Scientists, tourists, tribal leaders, elders and camera-wielding reporters packed a weathered boardwalk, assembled to see an owl named Lumi, after the Finnish word for snow.
For the past half-year the year old female had been convalescing in Southeast Alaska after some bad luck in Yakutat. Now, after months of being fed dead mice, the fluffy, wide-eyed owl would be ceremonially released into the wild.
The owl's transport from Sitka to Barrow had even found a corporate sponor: Alaska Airlines, which paid for Lumi and her handlers' tickets to the release, along with those of a handful of journalists.

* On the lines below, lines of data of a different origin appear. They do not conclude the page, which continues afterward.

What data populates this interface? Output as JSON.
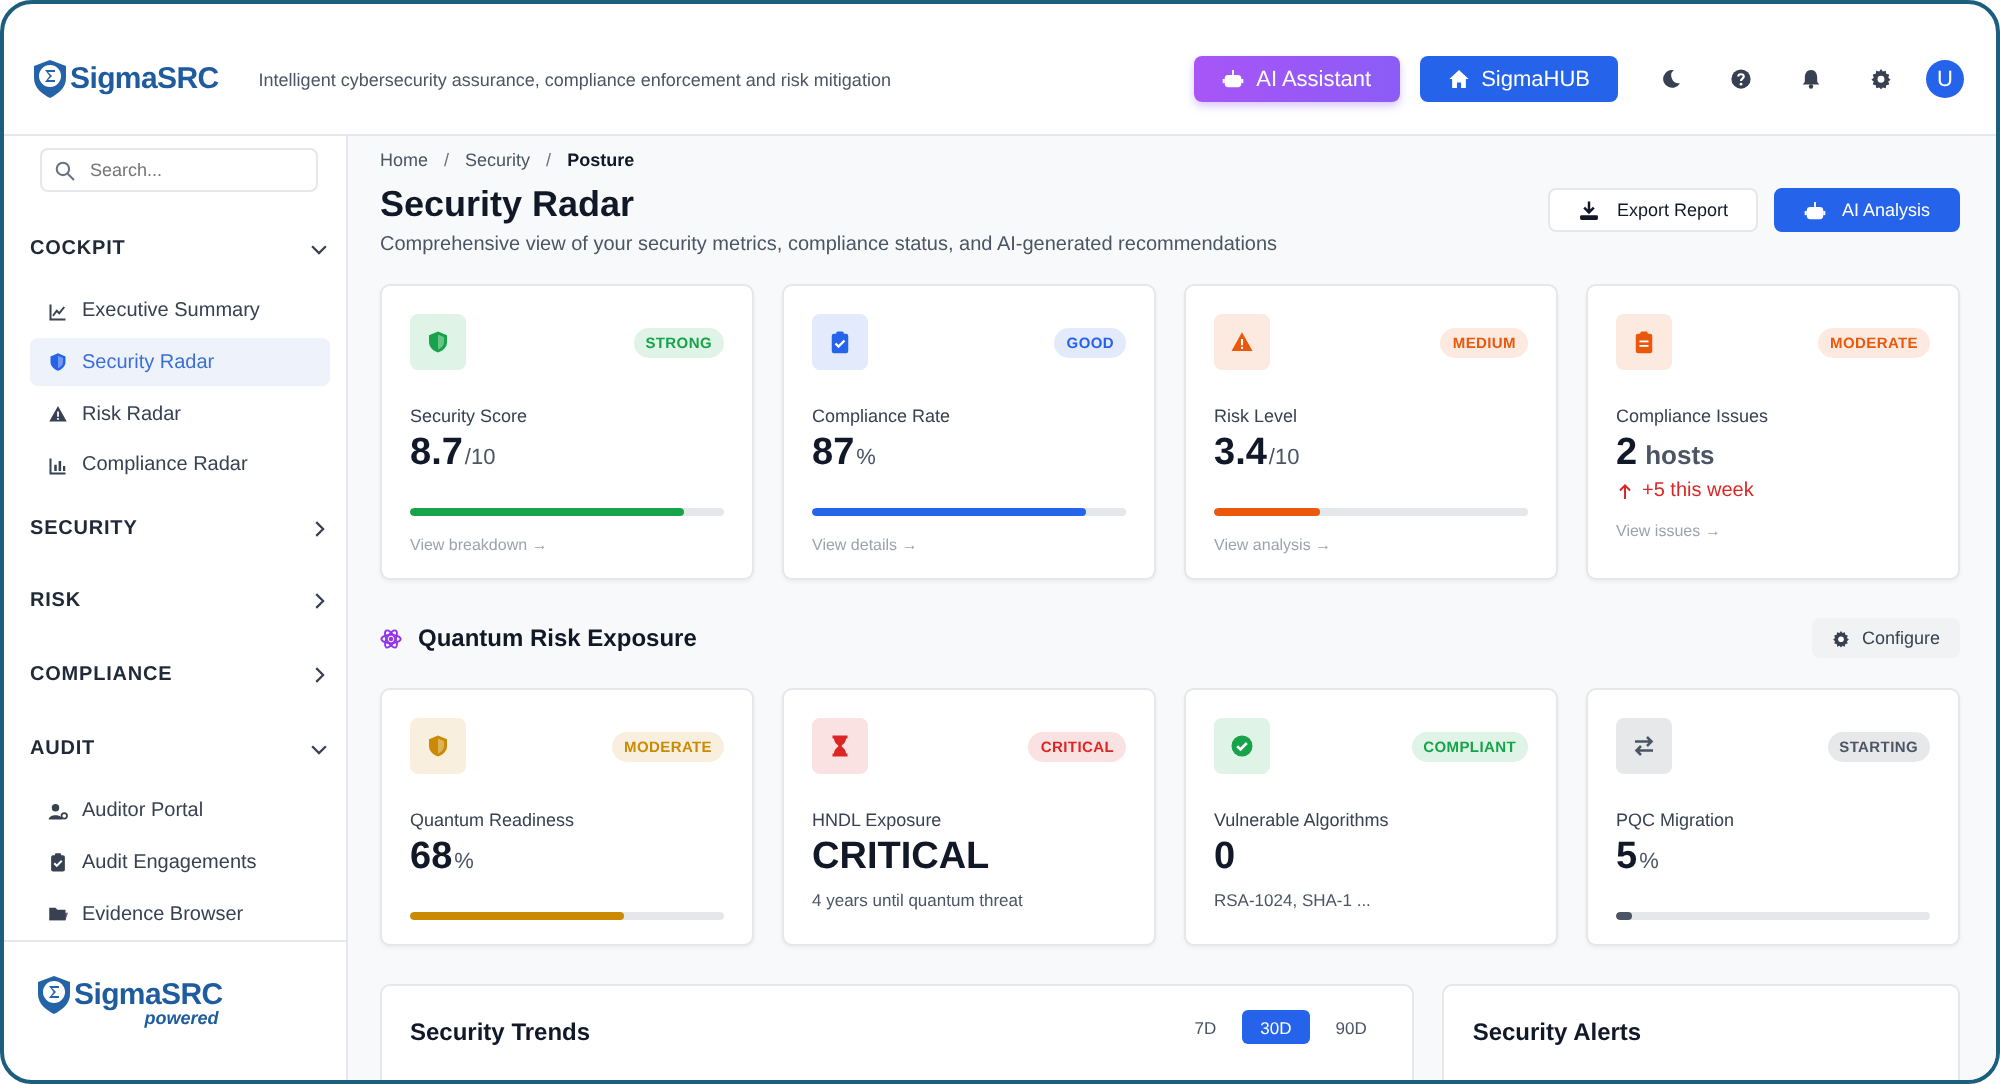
{
  "header": {
    "logo": "SigmaSRC",
    "tagline": "Intelligent cybersecurity assurance, compliance enforcement and risk mitigation",
    "buttons": [
      {
        "label": "AI Assistant",
        "kind": "purple"
      },
      {
        "label": "SigmaHUB",
        "kind": "blue"
      }
    ],
    "avatar": "U"
  },
  "sidebar": {
    "search": {
      "placeholder": "Search..."
    },
    "sections": [
      {
        "label": "COCKPIT",
        "expanded": true,
        "children": [
          {
            "label": "Executive Summary",
            "selected": false
          },
          {
            "label": "Security Radar",
            "selected": true
          },
          {
            "label": "Risk Radar",
            "selected": false
          },
          {
            "label": "Compliance Radar",
            "selected": false
          }
        ]
      },
      {
        "label": "SECURITY",
        "expanded": false
      },
      {
        "label": "RISK",
        "expanded": false
      },
      {
        "label": "COMPLIANCE",
        "expanded": false
      },
      {
        "label": "AUDIT",
        "expanded": true,
        "children": [
          {
            "label": "Auditor Portal",
            "selected": false
          },
          {
            "label": "Audit Engagements",
            "selected": false
          },
          {
            "label": "Evidence Browser",
            "selected": false
          }
        ]
      }
    ],
    "footer": {
      "logo": "SigmaSRC",
      "tag": "powered"
    }
  },
  "breadcrumb": [
    {
      "kind": "link",
      "text": "Home"
    },
    {
      "kind": "separator",
      "text": "/"
    },
    {
      "kind": "link",
      "text": "Security"
    },
    {
      "kind": "separator",
      "text": "/"
    },
    {
      "kind": "current",
      "text": "Posture"
    }
  ],
  "page": {
    "title": "Security Radar",
    "subtitle": "Comprehensive view of your security metrics, compliance status, and AI-generated recommendations",
    "actions": [
      {
        "label": "Export Report",
        "kind": "outline"
      },
      {
        "label": "AI Analysis",
        "kind": "primary"
      }
    ]
  },
  "metrics": [
    {
      "label": "Security Score",
      "value": "8.7",
      "unit": "/10",
      "badge": "STRONG",
      "color": "#16a34a",
      "level": 0.87,
      "link": "View breakdown →"
    },
    {
      "label": "Compliance Rate",
      "value": "87",
      "unit": "%",
      "badge": "GOOD",
      "color": "#2563eb",
      "level": 0.87,
      "link": "View details →"
    },
    {
      "label": "Risk Level",
      "value": "3.4",
      "unit": "/10",
      "badge": "MEDIUM",
      "color": "#ea580c",
      "level": 0.34,
      "link": "View analysis →"
    },
    {
      "label": "Compliance Issues",
      "value": "2",
      "unit": "hosts",
      "badge": "MODERATE",
      "color": "#ea580c",
      "trend": "+5 this week",
      "link": "View issues →"
    }
  ],
  "quantum": {
    "title": "Quantum Risk Exposure",
    "configure": "Configure",
    "cards": [
      {
        "label": "Quantum Readiness",
        "value": "68",
        "unit": "%",
        "badge": "MODERATE",
        "color": "#ca8a04",
        "level": 0.68
      },
      {
        "label": "HNDL Exposure",
        "value": "CRITICAL",
        "badge": "CRITICAL",
        "color": "#dc2626",
        "note": "4 years until quantum threat"
      },
      {
        "label": "Vulnerable Algorithms",
        "value": "0",
        "badge": "COMPLIANT",
        "color": "#16a34a",
        "note": "RSA-1024, SHA-1 ..."
      },
      {
        "label": "PQC Migration",
        "value": "5",
        "unit": "%",
        "badge": "STARTING",
        "color": "#4b5563",
        "level": 0.05
      }
    ]
  },
  "trends": {
    "title": "Security Trends",
    "ranges": [
      {
        "label": "7D",
        "selected": false
      },
      {
        "label": "30D",
        "selected": true
      },
      {
        "label": "90D",
        "selected": false
      }
    ]
  },
  "alerts": {
    "title": "Security Alerts"
  }
}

After an invocation in Inupiaq and English, it was clear that Lumi -- who had been travelling in a pet-carrier for nearly two days -- was very ready to get back to tundra life."She's ready to go," yelled Jennifer Cedarleaf, the bird's rehablitator, as the owl dug her talons through a leather shield on her arm.
While the release of a rehabilitated bird like Lumi may draw crowds and cameras, the real key to the health of North Slope snowy owls is the lowly lemming, according to one biologist who has been studying the population for 20 years.
The small rodents make up 90 percent of the owl’s food supply, estimates Denver Holt, a Montana-based biologist and executive director of the Owl Research Institute.
“Everything eats lemmings,” he said. “When lemmings are abundant the whole tundra is alive.”
Shorebirds, foxes, ducks, geese, cranes, weasels all devour the mouse-like rodents.
And when lemming populations fluctuate, so does snowy owl breeding.
In 2008, there were 35 nests in Barrow. No nests were found in 2009 or 2010.
So far this year, there are three.
“It doesn’t look like it’s going to be a big year (for snowy owl breeding),” Holt said. “Lemming populations are low.”
The lemmings act as “kind of a barometer” for the overall health of tundra-dwelling animals, Holt said. It’s not yet clear what might account for fluctuations in the lemming population, or whether climactic changes in the Arctic might have something to do with it. (The animals do not actually kill themselves en masse by jumping off cliffs, as popular myth suggests.)
One thing is certain: snowy owls have always been central to Barrow’s existence. The town’s Inupiaq name Ukpiagvik means “the place where we hunt snowy owls.”
While the owls are no longer hunted, the town is the only place in the United States where they will breed and make nests during the summer months.
Some snowy owls even spend the winter in Barrow if the food supply permits it.
Others migrate south in search of food. For Lumi, that journey didn’t go so well. She was found on a roadside in Yakutat last November with part of a claw torn off, possibly from being electrocuted.
The owl was transferred to the Alaska Raptor Center in Sitka, a nonprofit rehabilitation and education facility that mostly takes in injured bald eagles. After the partialamputation of a talon, she spent months recovering, Cedarleaf said.
On Sunday, she boarded an Alaska Airlines flight (the airline has a policy of transporting injured birds to the raptor center in Sitka for free) in a dog kennel covered in cardboard to minimize agitation stemming from the sensation of flying on aBoeing 737 instead of her own wings.
“I always think of it as being abducted by aliens,” Cedarleaf said. “We pick these guys up, we stick ‘em with needles, we feed them food that’s not normal for them and then we shove them in a kennel and put them back on an airplane to somewhere totally different in the end.”
Despite her injury, handlers and biologists on hand at Monday’s release said her prospects for survival were good.
She flapped her wings and flew onto the tundra to the crowd's cheers and rapid-fire photo taking.
One thing is clear, said Holt: Like the polar bear, the owls get people to pay attention to threats to the Arctic ecosystem as a whole.
The snowy owl, with its tufted, milk-white feathers, round eyes and inquisitive look, is what scientists call a “charismatic ambassador” -- an animal that inspires cartoon characters, nature documentaries, love and crowds.
The lemmings Lumi will have to hunt for to survive in the wild?
Not so much.